‘The Key To A Happy Life’ – Maurice Baker – a certain quirky but engaging eccentricity(March 06, 2018)
There are folk wandering around this world for whom the word ‘idiosyncratic’ is surely written. These folk find their own peculiar path through the miasma of confusion that surrounds us. They don’t necessarily conform, neither do they overtly rebel, they just make their own rules and live accordingly. One of these souls is Maurice Baker ... musician, songwriter, teacher, author and quiet purveyor of philosophy ... a man possessed of vision, clarity and unique perspicacity. His latest work is the book and accompanying CDs - ‘The Key To A Happy Life’.
The two CDs, for those that recognise and appreciate his slightly left-field approach, are a typical Maurice Baker offering. From semi-sarcastic and obliquely humorous songs seeded with razor-sharp comment such as ‘She Had A Butterfly On Her Bottom’ and ‘Sheep’ to ‘Marmalade’ and ‘Ripe Potatoes’ through songs of savage observance and fractured memories like ‘Bound For Australia’, ‘White Feather’, ‘Soho In The Sixties’ and ‘Nelson’s Yard’.
Turning attention to the book ... ‘The Key To A Happy Life’ is nearly a diary, partly a chronicle, somewhat a personal memoir... it also feels like something of a catharsis. Whatever it may be, more than anything else, it’s a series of honest reflections, although it’s clear that poetic licence has a part to play. And there’s nothing wrong with a little artistic verisimilitude to add colour to otherwise cold facts.
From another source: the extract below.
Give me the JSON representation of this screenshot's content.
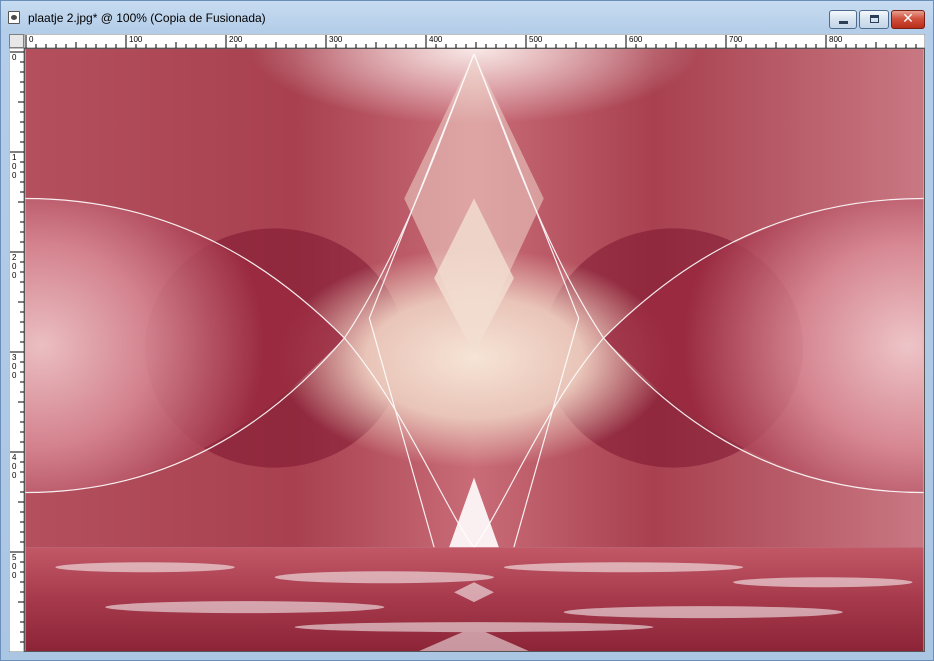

Baker’s view on life comes through the written word as strongly as it does through his music and both glory in a certain quirky but engaging eccentricity.
Review: Tim Carroll